● **Work instruction**
Reproduce each record verbatim, images excluded.

----- Available data -----

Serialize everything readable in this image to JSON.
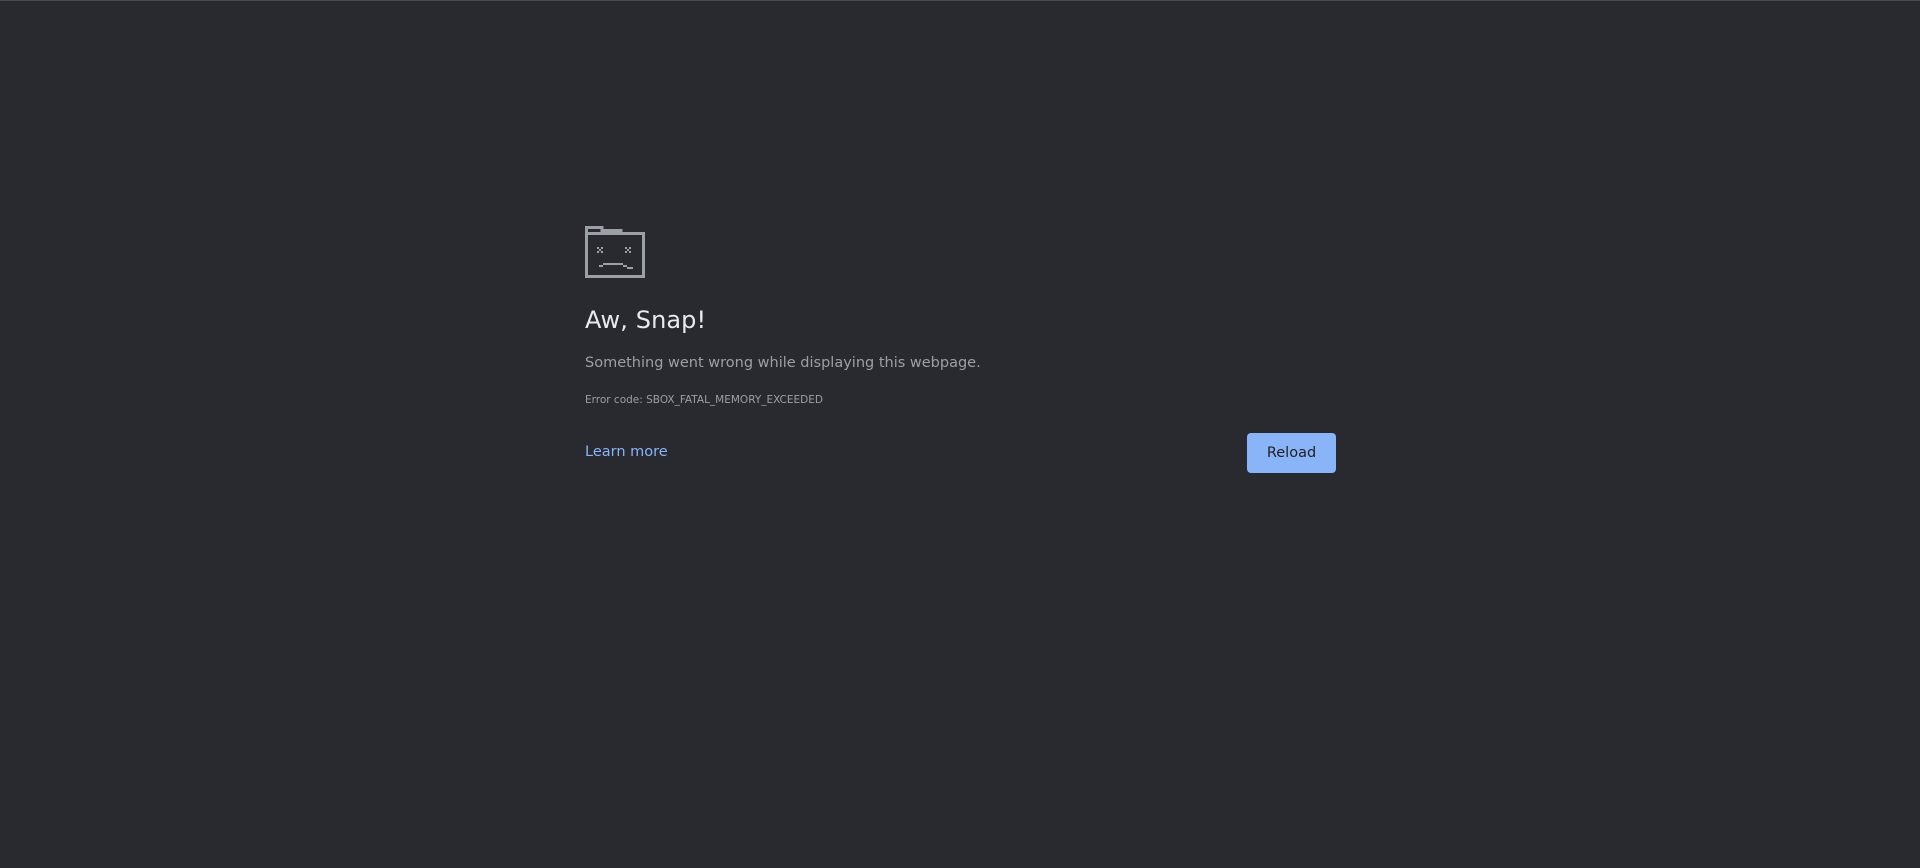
{
  "error_page": {
    "icon": "sad-tab-icon",
    "title": "Aw, Snap!",
    "message": "Something went wrong while displaying this webpage.",
    "error_code": "Error code: SBOX_FATAL_MEMORY_EXCEEDED",
    "learn_more_label": "Learn more",
    "reload_label": "Reload"
  },
  "colors": {
    "background": "#292a2f",
    "title_text": "#e8eaed",
    "secondary_text": "#9aa0a6",
    "link": "#8ab4f8",
    "button_bg": "#8ab4f8",
    "button_text": "#202124"
  }
}
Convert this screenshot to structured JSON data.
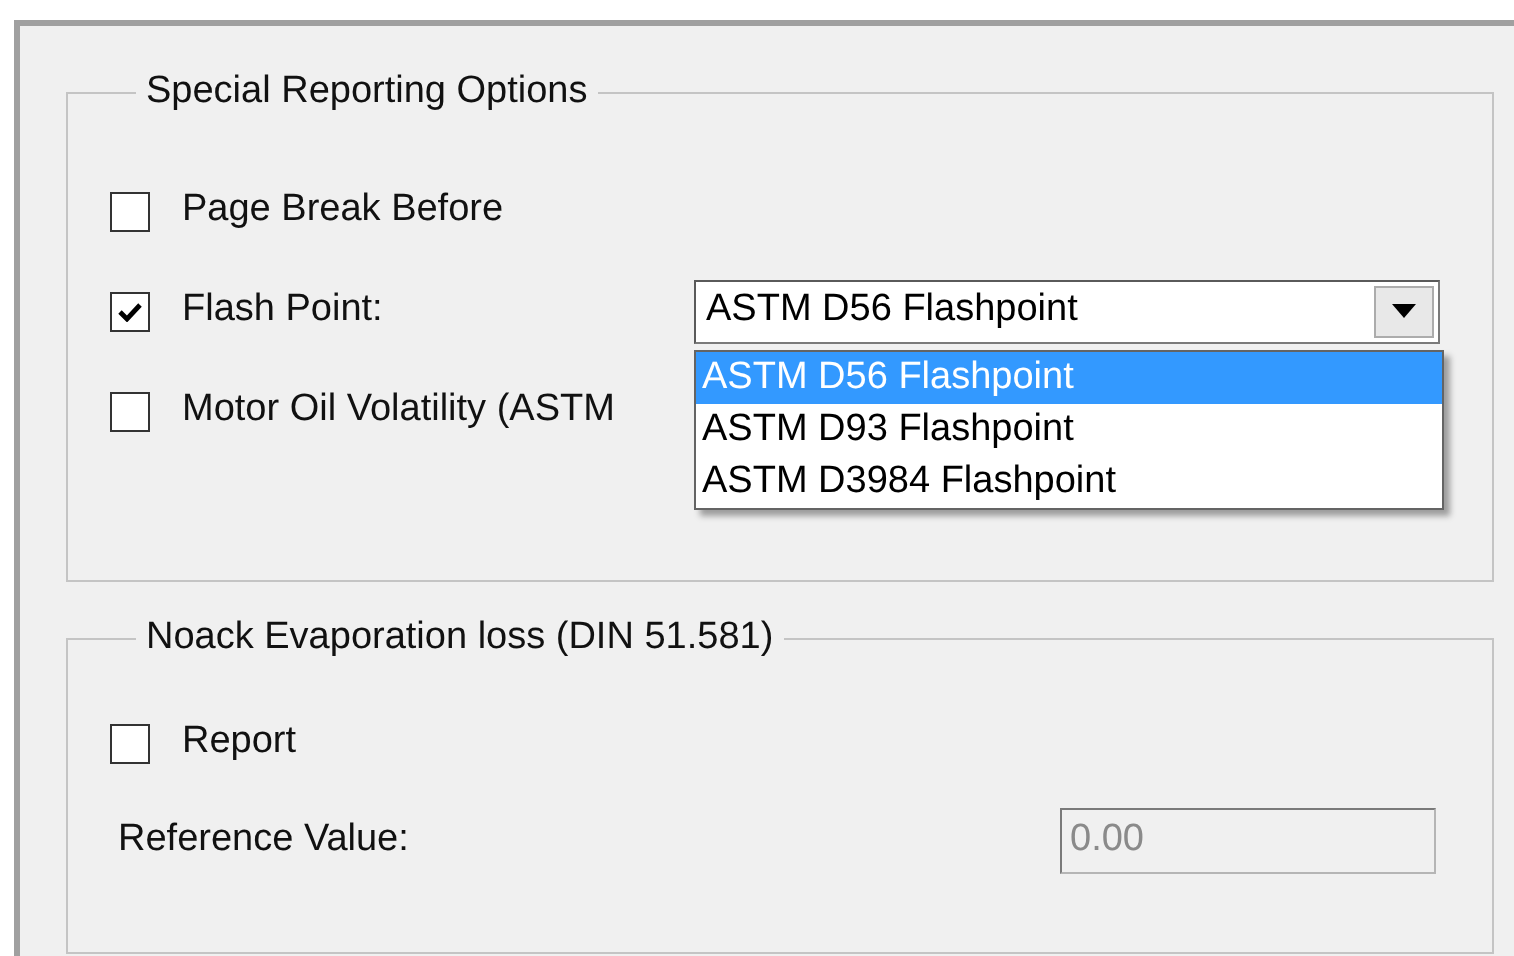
{
  "groups": [
    {
      "title": "Special Reporting Options",
      "rows": [
        {
          "kind": "checkbox",
          "label": "Page Break Before",
          "checked": false
        },
        {
          "kind": "checkbox_combo",
          "label": "Flash Point:",
          "checked": true,
          "combo": {
            "value": "ASTM D56 Flashpoint",
            "expanded": true,
            "options": [
              {
                "label": "ASTM D56 Flashpoint",
                "selected": true
              },
              {
                "label": "ASTM D93 Flashpoint",
                "selected": false
              },
              {
                "label": "ASTM D3984 Flashpoint",
                "selected": false
              }
            ]
          }
        },
        {
          "kind": "checkbox",
          "label": "Motor Oil Volatility (ASTM",
          "checked": false
        }
      ]
    },
    {
      "title": "Noack Evaporation loss (DIN 51.581)",
      "rows": [
        {
          "kind": "checkbox",
          "label": "Report",
          "checked": false
        },
        {
          "kind": "field",
          "label": "Reference Value:",
          "value": "0.00",
          "disabled": true
        }
      ]
    }
  ]
}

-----

● **Answer box**
Serialize everything readable in this image to JSON.
{
  "error_page": {
    "icon": "sad-tab-icon",
    "title": "Aw, Snap!",
    "message": "Something went wrong while displaying this webpage.",
    "error_code": "Error code: SBOX_FATAL_MEMORY_EXCEEDED",
    "learn_more_label": "Learn more",
    "reload_label": "Reload"
  },
  "colors": {
    "background": "#292a2f",
    "title_text": "#e8eaed",
    "secondary_text": "#9aa0a6",
    "link": "#8ab4f8",
    "button_bg": "#8ab4f8",
    "button_text": "#202124"
  }
}
Convert this screenshot to structured JSON data.
{
  "groups": [
    {
      "title": "Special Reporting Options",
      "rows": [
        {
          "kind": "checkbox",
          "label": "Page Break Before",
          "checked": false
        },
        {
          "kind": "checkbox_combo",
          "label": "Flash Point:",
          "checked": true,
          "combo": {
            "value": "ASTM D56 Flashpoint",
            "expanded": true,
            "options": [
              {
                "label": "ASTM D56 Flashpoint",
                "selected": true
              },
              {
                "label": "ASTM D93 Flashpoint",
                "selected": false
              },
              {
                "label": "ASTM D3984 Flashpoint",
                "selected": false
              }
            ]
          }
        },
        {
          "kind": "checkbox",
          "label": "Motor Oil Volatility (ASTM",
          "checked": false
        }
      ]
    },
    {
      "title": "Noack Evaporation loss (DIN 51.581)",
      "rows": [
        {
          "kind": "checkbox",
          "label": "Report",
          "checked": false
        },
        {
          "kind": "field",
          "label": "Reference Value:",
          "value": "0.00",
          "disabled": true
        }
      ]
    }
  ]
}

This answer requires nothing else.